Natural gas prices are expected to remain weak for the remainder of 2009 but could rebound to $6.75/mmbtu in 2010 as production declines start to balance out the market, said Waqar Syed, VP & director, institutional research, Tristone Capital. He was speaking at the 2009 IADC Drilling Onshore Conference & Exhibition on 21 May in Houston.
Talking about the “shale gas revolution” that has changed this industry, Mr Syed noted that there has been a step change in US natural gas reserves in this decade – they have risen by 42% since 2000. In fact, recent reserve growth has exceeded well count growth, with a 9% rig count increase boosting production by 11% in 2006-08.
In this downturn, he noted that horizontal drilling (down 46% from peak) has fared much better than vertical drilling (down 62% from peak), due to the shales. In fact, low-supply cost plays like the Haynesville, Fayetteville and Marcellus have continued to provide a strong horizontal rig count, while others like the Barnett Shale have sagged.
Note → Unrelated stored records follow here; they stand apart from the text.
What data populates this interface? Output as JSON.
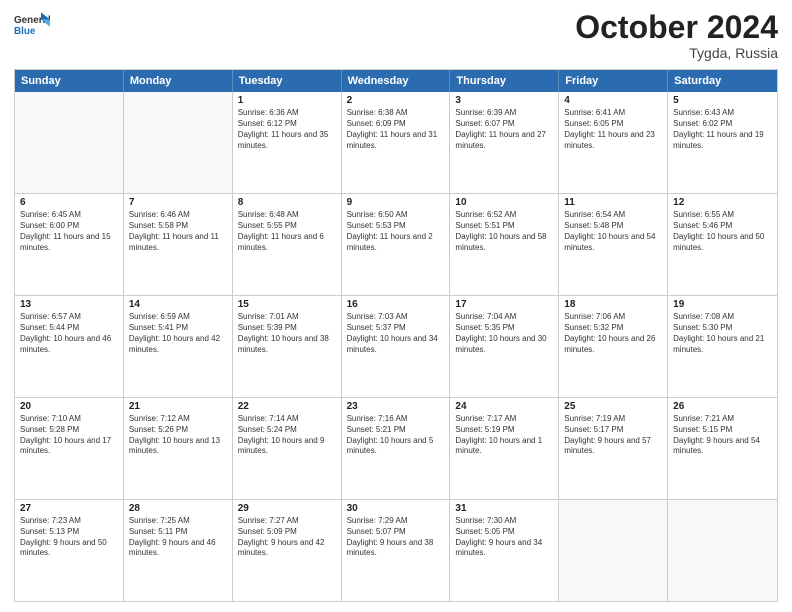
{
  "header": {
    "logo_line1": "General",
    "logo_line2": "Blue",
    "month_title": "October 2024",
    "location": "Tygda, Russia"
  },
  "days_of_week": [
    "Sunday",
    "Monday",
    "Tuesday",
    "Wednesday",
    "Thursday",
    "Friday",
    "Saturday"
  ],
  "rows": [
    [
      {
        "day": "",
        "text": ""
      },
      {
        "day": "",
        "text": ""
      },
      {
        "day": "1",
        "text": "Sunrise: 6:36 AM\nSunset: 6:12 PM\nDaylight: 11 hours and 35 minutes."
      },
      {
        "day": "2",
        "text": "Sunrise: 6:38 AM\nSunset: 6:09 PM\nDaylight: 11 hours and 31 minutes."
      },
      {
        "day": "3",
        "text": "Sunrise: 6:39 AM\nSunset: 6:07 PM\nDaylight: 11 hours and 27 minutes."
      },
      {
        "day": "4",
        "text": "Sunrise: 6:41 AM\nSunset: 6:05 PM\nDaylight: 11 hours and 23 minutes."
      },
      {
        "day": "5",
        "text": "Sunrise: 6:43 AM\nSunset: 6:02 PM\nDaylight: 11 hours and 19 minutes."
      }
    ],
    [
      {
        "day": "6",
        "text": "Sunrise: 6:45 AM\nSunset: 6:00 PM\nDaylight: 11 hours and 15 minutes."
      },
      {
        "day": "7",
        "text": "Sunrise: 6:46 AM\nSunset: 5:58 PM\nDaylight: 11 hours and 11 minutes."
      },
      {
        "day": "8",
        "text": "Sunrise: 6:48 AM\nSunset: 5:55 PM\nDaylight: 11 hours and 6 minutes."
      },
      {
        "day": "9",
        "text": "Sunrise: 6:50 AM\nSunset: 5:53 PM\nDaylight: 11 hours and 2 minutes."
      },
      {
        "day": "10",
        "text": "Sunrise: 6:52 AM\nSunset: 5:51 PM\nDaylight: 10 hours and 58 minutes."
      },
      {
        "day": "11",
        "text": "Sunrise: 6:54 AM\nSunset: 5:48 PM\nDaylight: 10 hours and 54 minutes."
      },
      {
        "day": "12",
        "text": "Sunrise: 6:55 AM\nSunset: 5:46 PM\nDaylight: 10 hours and 50 minutes."
      }
    ],
    [
      {
        "day": "13",
        "text": "Sunrise: 6:57 AM\nSunset: 5:44 PM\nDaylight: 10 hours and 46 minutes."
      },
      {
        "day": "14",
        "text": "Sunrise: 6:59 AM\nSunset: 5:41 PM\nDaylight: 10 hours and 42 minutes."
      },
      {
        "day": "15",
        "text": "Sunrise: 7:01 AM\nSunset: 5:39 PM\nDaylight: 10 hours and 38 minutes."
      },
      {
        "day": "16",
        "text": "Sunrise: 7:03 AM\nSunset: 5:37 PM\nDaylight: 10 hours and 34 minutes."
      },
      {
        "day": "17",
        "text": "Sunrise: 7:04 AM\nSunset: 5:35 PM\nDaylight: 10 hours and 30 minutes."
      },
      {
        "day": "18",
        "text": "Sunrise: 7:06 AM\nSunset: 5:32 PM\nDaylight: 10 hours and 26 minutes."
      },
      {
        "day": "19",
        "text": "Sunrise: 7:08 AM\nSunset: 5:30 PM\nDaylight: 10 hours and 21 minutes."
      }
    ],
    [
      {
        "day": "20",
        "text": "Sunrise: 7:10 AM\nSunset: 5:28 PM\nDaylight: 10 hours and 17 minutes."
      },
      {
        "day": "21",
        "text": "Sunrise: 7:12 AM\nSunset: 5:26 PM\nDaylight: 10 hours and 13 minutes."
      },
      {
        "day": "22",
        "text": "Sunrise: 7:14 AM\nSunset: 5:24 PM\nDaylight: 10 hours and 9 minutes."
      },
      {
        "day": "23",
        "text": "Sunrise: 7:16 AM\nSunset: 5:21 PM\nDaylight: 10 hours and 5 minutes."
      },
      {
        "day": "24",
        "text": "Sunrise: 7:17 AM\nSunset: 5:19 PM\nDaylight: 10 hours and 1 minute."
      },
      {
        "day": "25",
        "text": "Sunrise: 7:19 AM\nSunset: 5:17 PM\nDaylight: 9 hours and 57 minutes."
      },
      {
        "day": "26",
        "text": "Sunrise: 7:21 AM\nSunset: 5:15 PM\nDaylight: 9 hours and 54 minutes."
      }
    ],
    [
      {
        "day": "27",
        "text": "Sunrise: 7:23 AM\nSunset: 5:13 PM\nDaylight: 9 hours and 50 minutes."
      },
      {
        "day": "28",
        "text": "Sunrise: 7:25 AM\nSunset: 5:11 PM\nDaylight: 9 hours and 46 minutes."
      },
      {
        "day": "29",
        "text": "Sunrise: 7:27 AM\nSunset: 5:09 PM\nDaylight: 9 hours and 42 minutes."
      },
      {
        "day": "30",
        "text": "Sunrise: 7:29 AM\nSunset: 5:07 PM\nDaylight: 9 hours and 38 minutes."
      },
      {
        "day": "31",
        "text": "Sunrise: 7:30 AM\nSunset: 5:05 PM\nDaylight: 9 hours and 34 minutes."
      },
      {
        "day": "",
        "text": ""
      },
      {
        "day": "",
        "text": ""
      }
    ]
  ]
}
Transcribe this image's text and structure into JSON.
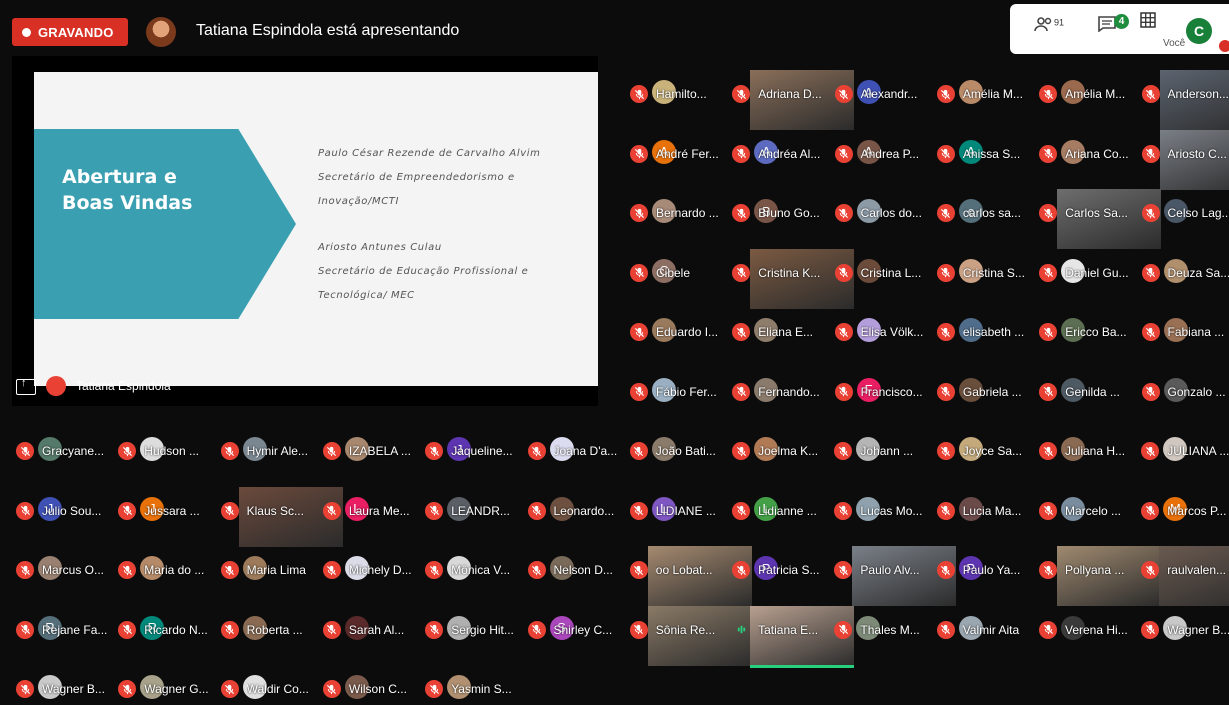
{
  "header": {
    "recording_label": "GRAVANDO",
    "presenting_text": "Tatiana Espindola está apresentando",
    "people_count": "91",
    "chat_badge": "4",
    "you_initial": "C",
    "you_label": "Você"
  },
  "presentation": {
    "slide_title": "Abertura e Boas Vindas",
    "lines": [
      "Paulo César Rezende de Carvalho Alvim",
      "Secretário de Empreendedorismo e",
      "Inovação/MCTI",
      "Ariosto Antunes Culau",
      "Secretário de Educação Profissional e",
      "Tecnológica/ MEC"
    ],
    "presenter_name": "Tatiana Espindola"
  },
  "participants": [
    {
      "name": "Hamilto...",
      "type": "photo",
      "color": "#c9b37a"
    },
    {
      "name": "Adriana D...",
      "type": "video",
      "color": "#8a6f5a"
    },
    {
      "name": "Alexandr...",
      "type": "initial",
      "initial": "A",
      "color": "#3f51b5"
    },
    {
      "name": "Amélia M...",
      "type": "photo",
      "color": "#b98a68"
    },
    {
      "name": "Amélia M...",
      "type": "photo",
      "color": "#9b6a4e"
    },
    {
      "name": "Anderson...",
      "type": "video",
      "color": "#5c6470"
    },
    {
      "name": "André Fer...",
      "type": "initial",
      "initial": "A",
      "color": "#e8710a"
    },
    {
      "name": "Andréa Al...",
      "type": "initial",
      "initial": "A",
      "color": "#5c6bc0"
    },
    {
      "name": "Andrea P...",
      "type": "initial",
      "initial": "A",
      "color": "#795548"
    },
    {
      "name": "Anissa S...",
      "type": "initial",
      "initial": "A",
      "color": "#00897b"
    },
    {
      "name": "Ariana Co...",
      "type": "photo",
      "color": "#a67c63"
    },
    {
      "name": "Ariosto C...",
      "type": "video",
      "color": "#7a7f86"
    },
    {
      "name": "Bernardo ...",
      "type": "photo",
      "color": "#a88a78"
    },
    {
      "name": "Bruno Go...",
      "type": "initial",
      "initial": "B",
      "color": "#795548"
    },
    {
      "name": "Carlos do...",
      "type": "photo",
      "color": "#8c9aa6"
    },
    {
      "name": "carlos sa...",
      "type": "initial",
      "initial": "c",
      "color": "#546e7a"
    },
    {
      "name": "Carlos Sa...",
      "type": "video",
      "color": "#6e6e6e"
    },
    {
      "name": "Celso Lag...",
      "type": "photo",
      "color": "#4a5766"
    },
    {
      "name": "Cibele",
      "type": "initial",
      "initial": "C",
      "color": "#8d6e63"
    },
    {
      "name": "Cristina K...",
      "type": "video",
      "color": "#7b5a42"
    },
    {
      "name": "Cristina L...",
      "type": "photo",
      "color": "#6b4b3a"
    },
    {
      "name": "Cristina S...",
      "type": "photo",
      "color": "#caa184"
    },
    {
      "name": "Daniel Gu...",
      "type": "photo",
      "color": "#e6e6e6"
    },
    {
      "name": "Deuza Sa...",
      "type": "photo",
      "color": "#b08f6d"
    },
    {
      "name": "Eduardo I...",
      "type": "photo",
      "color": "#9a7a5c"
    },
    {
      "name": "Eliana E...",
      "type": "photo",
      "color": "#8f7d6b"
    },
    {
      "name": "Elisa Völk...",
      "type": "photo",
      "color": "#b39ddb"
    },
    {
      "name": "elisabeth ...",
      "type": "photo",
      "color": "#4f6d8a"
    },
    {
      "name": "Ericco Ba...",
      "type": "photo",
      "color": "#5d6f52"
    },
    {
      "name": "Fabiana ...",
      "type": "photo",
      "color": "#9a7054"
    },
    {
      "name": "Fábio Fer...",
      "type": "photo",
      "color": "#9ab0c2"
    },
    {
      "name": "Fernando...",
      "type": "photo",
      "color": "#8a7a6c"
    },
    {
      "name": "Francisco...",
      "type": "initial",
      "initial": "F",
      "color": "#e91e63"
    },
    {
      "name": "Gabriela ...",
      "type": "photo",
      "color": "#6a4e3c"
    },
    {
      "name": "Genilda ...",
      "type": "photo",
      "color": "#4e5a63"
    },
    {
      "name": "Gonzalo ...",
      "type": "photo",
      "color": "#5a5a5a"
    },
    {
      "name": "Gracyane...",
      "type": "photo",
      "color": "#557a6a"
    },
    {
      "name": "Hudson ...",
      "type": "photo",
      "color": "#ddd"
    },
    {
      "name": "Hymir Ale...",
      "type": "photo",
      "color": "#7a8690"
    },
    {
      "name": "IZABELA ...",
      "type": "photo",
      "color": "#a7876d"
    },
    {
      "name": "Jaqueline...",
      "type": "initial",
      "initial": "J",
      "color": "#5e35b1"
    },
    {
      "name": "Joana D'a...",
      "type": "photo",
      "color": "#dcdcf0"
    },
    {
      "name": "João Bati...",
      "type": "photo",
      "color": "#8b7b6a"
    },
    {
      "name": "Joelma K...",
      "type": "photo",
      "color": "#b07a55"
    },
    {
      "name": "Johann ...",
      "type": "photo",
      "color": "#b5b5b5"
    },
    {
      "name": "Joyce Sa...",
      "type": "photo",
      "color": "#c4a97b"
    },
    {
      "name": "Juliana H...",
      "type": "photo",
      "color": "#8a6a52"
    },
    {
      "name": "JULIANA ...",
      "type": "photo",
      "color": "#d0c8c0"
    },
    {
      "name": "Julio Sou...",
      "type": "initial",
      "initial": "J",
      "color": "#3f51b5"
    },
    {
      "name": "Jussara ...",
      "type": "initial",
      "initial": "J",
      "color": "#e8710a"
    },
    {
      "name": "Klaus Sc...",
      "type": "video",
      "color": "#6b4a3c"
    },
    {
      "name": "Laura Me...",
      "type": "initial",
      "initial": "L",
      "color": "#e91e63"
    },
    {
      "name": "LEANDR...",
      "type": "photo",
      "color": "#5a5f66"
    },
    {
      "name": "Leonardo...",
      "type": "photo",
      "color": "#6e5040"
    },
    {
      "name": "LIDIANE ...",
      "type": "initial",
      "initial": "L",
      "color": "#7e57c2"
    },
    {
      "name": "Lidianne ...",
      "type": "initial",
      "initial": "L",
      "color": "#43a047"
    },
    {
      "name": "Lucas Mo...",
      "type": "photo",
      "color": "#8ea1ad"
    },
    {
      "name": "Lucia Ma...",
      "type": "photo",
      "color": "#6b4a4a"
    },
    {
      "name": "Marcelo ...",
      "type": "photo",
      "color": "#7a8d9e"
    },
    {
      "name": "Marcos P...",
      "type": "initial",
      "initial": "M",
      "color": "#e8710a"
    },
    {
      "name": "Marcus O...",
      "type": "photo",
      "color": "#9a8070"
    },
    {
      "name": "Maria do ...",
      "type": "photo",
      "color": "#b58a68"
    },
    {
      "name": "Maria Lima",
      "type": "photo",
      "color": "#9c7a5a"
    },
    {
      "name": "Michely D...",
      "type": "photo",
      "color": "#dcdce8"
    },
    {
      "name": "Mônica V...",
      "type": "photo",
      "color": "#d8d8d8"
    },
    {
      "name": "Nelson D...",
      "type": "photo",
      "color": "#7a6a5a"
    },
    {
      "name": "oo Lobat...",
      "type": "video",
      "color": "#a58a70"
    },
    {
      "name": "Patricia S...",
      "type": "initial",
      "initial": "P",
      "color": "#5e35b1"
    },
    {
      "name": "Paulo Alv...",
      "type": "video",
      "color": "#7a8088"
    },
    {
      "name": "Paulo Ya...",
      "type": "initial",
      "initial": "P",
      "color": "#5e35b1"
    },
    {
      "name": "Pollyana ...",
      "type": "video",
      "color": "#a08a70"
    },
    {
      "name": "raulvalen...",
      "type": "video",
      "color": "#6a5a50"
    },
    {
      "name": "Rejane Fa...",
      "type": "initial",
      "initial": "R",
      "color": "#546e7a"
    },
    {
      "name": "Ricardo N...",
      "type": "initial",
      "initial": "R",
      "color": "#00897b"
    },
    {
      "name": "Roberta ...",
      "type": "photo",
      "color": "#8a6a52"
    },
    {
      "name": "Sarah Al...",
      "type": "photo",
      "color": "#5a2a2a"
    },
    {
      "name": "Sergio Hit...",
      "type": "photo",
      "color": "#b0b0b0"
    },
    {
      "name": "Shirley C...",
      "type": "initial",
      "initial": "S",
      "color": "#ab47bc"
    },
    {
      "name": "Sônia Re...",
      "type": "video",
      "color": "#8a7a66"
    },
    {
      "name": "Tatiana E...",
      "type": "video-speaking",
      "color": "#b8a090"
    },
    {
      "name": "Thales M...",
      "type": "photo",
      "color": "#7d8a78"
    },
    {
      "name": "Valmir Aita",
      "type": "photo",
      "color": "#9aa6b0"
    },
    {
      "name": "Verena Hi...",
      "type": "photo",
      "color": "#3a3a3a"
    },
    {
      "name": "Wagner B...",
      "type": "photo",
      "color": "#c8c8c8"
    },
    {
      "name": "Wagner B...",
      "type": "photo",
      "color": "#c9c9c9"
    },
    {
      "name": "Wagner G...",
      "type": "photo",
      "color": "#a8a28a"
    },
    {
      "name": "Waldir Co...",
      "type": "photo",
      "color": "#e0e0e0"
    },
    {
      "name": "Wilson C...",
      "type": "photo",
      "color": "#7a5a4a"
    },
    {
      "name": "Yasmin S...",
      "type": "photo",
      "color": "#b09070"
    }
  ],
  "colors": {
    "muted": "#e94235",
    "recording": "#d93025",
    "speaking": "#26d07c"
  }
}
“The interesting thing is that all these shale plays are more economical than the rest of natural gas drilling,” Mr Syed said. He estimated that the weighted shale supply cost is $5.10/mmbtu, but that could be even further reduced to $4/mmbtu or less with improved efficiency and cuts in supply costs.
On the rig demand side, Mr Syed estimated that, going forward, approximately 1,240 gas rigs and 300 oil rigs will be required, with 60-65% of them drilling horizontal/directional wells.
On the rig supply side, industry capacity is estimated to be around 2,471 rigs, although roughly 37% of these rigs have not seen any major upgrades and are likely candidates for retirement.
The 18% that are considered “high tech” or “high spec” have computerized controls that allow for better coordination with new-generation downhole drilling assemblies and new designs that reduce mobilization times, he said. It will be these rigs – designed for efficient exploitation of resource plays – that will emerge in the next up-cycle and enjoy higher utilization, he asserted.
Overall, Mr Syed concluded that although recovery is forecast for 2010, it will be the global economic activity that will determine the pace of that recovery.